Laguncularia racemosa'(Black Button-wood). A small tree everywhere, or a mere shrub except among the thousand Islands and north of Cape Sable, where it forms a large tree.

Eugenia buxifolia (Iron-wood). 25 to 30 feet high.

Eugenia monticola {--------). South Florida, about 20 feet high.

Eugenia--------.

Eugenia --------, near dichotoma, but probably distinct. This was only seen at Caximbus Bay, and was called " Naked Wood."

Eugenia--------(Stopper-wood). A small tree, in fr.

Gueitarda Blodgetti. Mostly a shrub. Randia clusisefolia (Seven year's Apple), with fl. and fr.

Sideroxylon pallidum (Mastic). A middle-sized tree.

Sideroxylon pallidum, var. spheerocarpum. A small tree.

Sideroxylon--------. A large tree.

Chrysophyllum microphyllum. Six to twenty feet high.

Mimusops Sieberi (--------). A large tree. We found the trunk invariably hollow.

Bumelia parvifolia (--------). A shrub or small tree.

Jaquinia armillaris. A rather small tree with most curiously grained wood.

Myrsine Floridana. Mostly a shrub, rarely a small tree.

Ardisia Pickeringii. Mostly a shrub, but on the Keys a small tree.

Citharexylon villosum (Fiddle-wood). Rarely a small tree.

Avicennia oblongifolia (Black Mangrove). Only a tree among the Thousand Islands.

Avicennia tomentosa (Black Mangrove). At Cedar Keys only.

Pisonia obtusata (--------). With male flowers.

Coccoloba Floridana. 20 to 30 feet high. In fruit.

Coccoloba uvifera (Sea-side Grape). In fruit.

Persea Catesbxi (--------). No flowers or fruit.

Drypetes crocea (--------). A small tree.

Ficus aurea (Wild Fig). A large tree, full of milky juice. It is also called Gum Tree, and the juice forms a kind of India Rubber.

Ficus--------. Perhaps the same as the preceding.

. . . . (Silver Palmetto or Silver Cabbage Tree.) The berries are white, but in the absence of flowers the genus is doubtful. It attains a height of 30 to 40 feet. It occurs first at Cape Romano, and is found sparingly on the mainland southward. It is more common on the Keys, but I never heard of it before.

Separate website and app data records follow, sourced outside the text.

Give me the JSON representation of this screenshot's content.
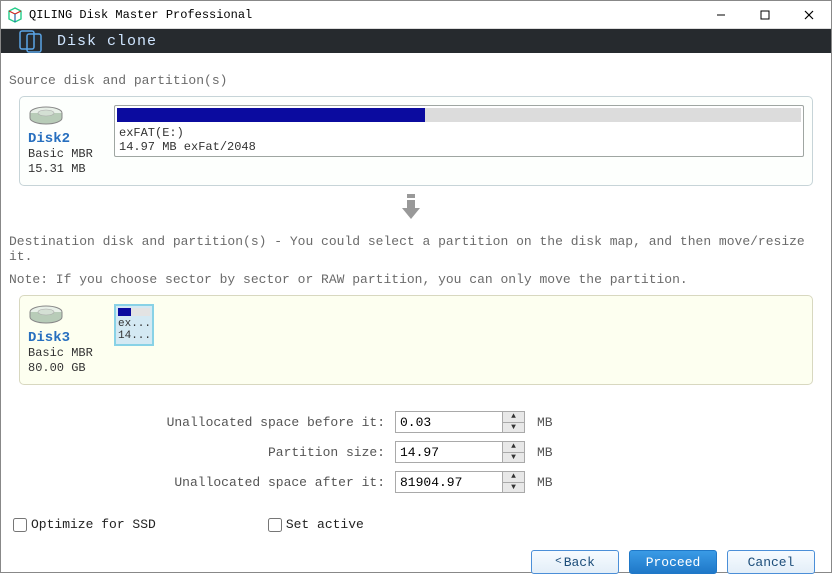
{
  "window": {
    "title": "QILING Disk Master Professional"
  },
  "head": {
    "title": "Disk clone"
  },
  "source": {
    "label": "Source disk and partition(s)",
    "disk": {
      "name": "Disk2",
      "type": "Basic MBR",
      "size": "15.31 MB",
      "partition": {
        "label": "exFAT(E:)",
        "detail": "14.97 MB exFat/2048",
        "used_pct": 45
      }
    }
  },
  "dest": {
    "label": "Destination disk and partition(s) - You could select a partition on the disk map, and then move/resize it.",
    "note": "Note: If you choose sector by sector or RAW partition, you can only move the partition.",
    "disk": {
      "name": "Disk3",
      "type": "Basic MBR",
      "size": "80.00 GB",
      "tile": {
        "l1": "ex...",
        "l2": "14..."
      }
    }
  },
  "spinners": {
    "before": {
      "label": "Unallocated space before it:",
      "value": "0.03",
      "unit": "MB"
    },
    "size": {
      "label": "Partition size:",
      "value": "14.97",
      "unit": "MB"
    },
    "after": {
      "label": "Unallocated space after it:",
      "value": "81904.97",
      "unit": "MB"
    }
  },
  "checks": {
    "ssd": "Optimize for SSD",
    "active": "Set active"
  },
  "buttons": {
    "back": "Back",
    "proceed": "Proceed",
    "cancel": "Cancel"
  }
}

Yucca aloifolia? (--------). I found this from Manitee southward, 15 to 25 feet high.

Pinus Clausa, N. sp. At Apalachicola. Dr. Engelmann is doubtful. Perhaps it may be a variety of P. inops.